*** MATERIAL PROVIDED ***

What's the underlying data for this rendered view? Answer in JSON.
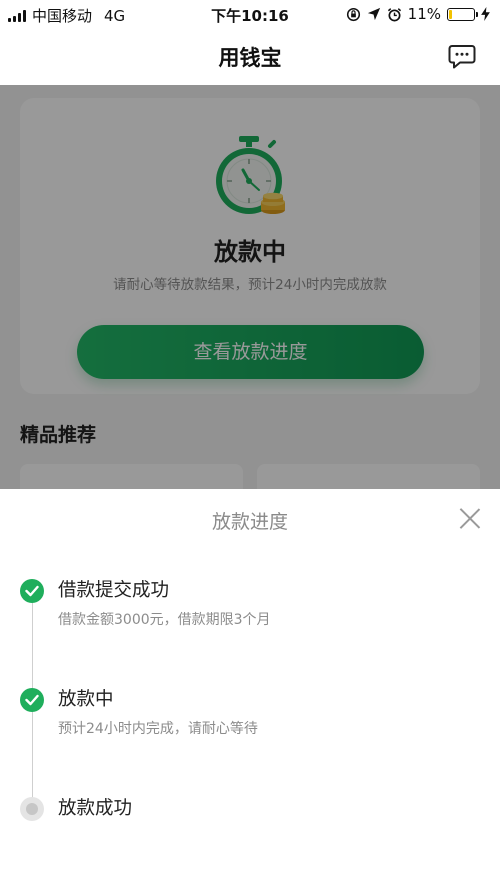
{
  "status_bar": {
    "carrier": "中国移动",
    "network": "4G",
    "time": "下午10:16",
    "battery_percent": "11%",
    "battery_level": 0.11
  },
  "nav": {
    "title": "用钱宝"
  },
  "status_card": {
    "title": "放款中",
    "subtitle": "请耐心等待放款结果，预计24小时内完成放款",
    "button_label": "查看放款进度"
  },
  "recommend": {
    "title": "精品推荐"
  },
  "sheet": {
    "title": "放款进度",
    "steps": [
      {
        "title": "借款提交成功",
        "desc": "借款金额3000元，借款期限3个月",
        "state": "done"
      },
      {
        "title": "放款中",
        "desc": "预计24小时内完成，请耐心等待",
        "state": "done"
      },
      {
        "title": "放款成功",
        "desc": "",
        "state": "pending"
      }
    ]
  },
  "colors": {
    "accent_green": "#1fae5c",
    "battery_yellow": "#f2c200"
  }
}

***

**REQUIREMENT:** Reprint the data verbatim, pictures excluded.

**ANSWER FOR THE TASK:**
What's the underlying data for this rendered view? Answer in JSON.
{
  "status_bar": {
    "carrier": "中国移动",
    "network": "4G",
    "time": "下午10:16",
    "battery_percent": "11%",
    "battery_level": 0.11
  },
  "nav": {
    "title": "用钱宝"
  },
  "status_card": {
    "title": "放款中",
    "subtitle": "请耐心等待放款结果，预计24小时内完成放款",
    "button_label": "查看放款进度"
  },
  "recommend": {
    "title": "精品推荐"
  },
  "sheet": {
    "title": "放款进度",
    "steps": [
      {
        "title": "借款提交成功",
        "desc": "借款金额3000元，借款期限3个月",
        "state": "done"
      },
      {
        "title": "放款中",
        "desc": "预计24小时内完成，请耐心等待",
        "state": "done"
      },
      {
        "title": "放款成功",
        "desc": "",
        "state": "pending"
      }
    ]
  },
  "colors": {
    "accent_green": "#1fae5c",
    "battery_yellow": "#f2c200"
  }
}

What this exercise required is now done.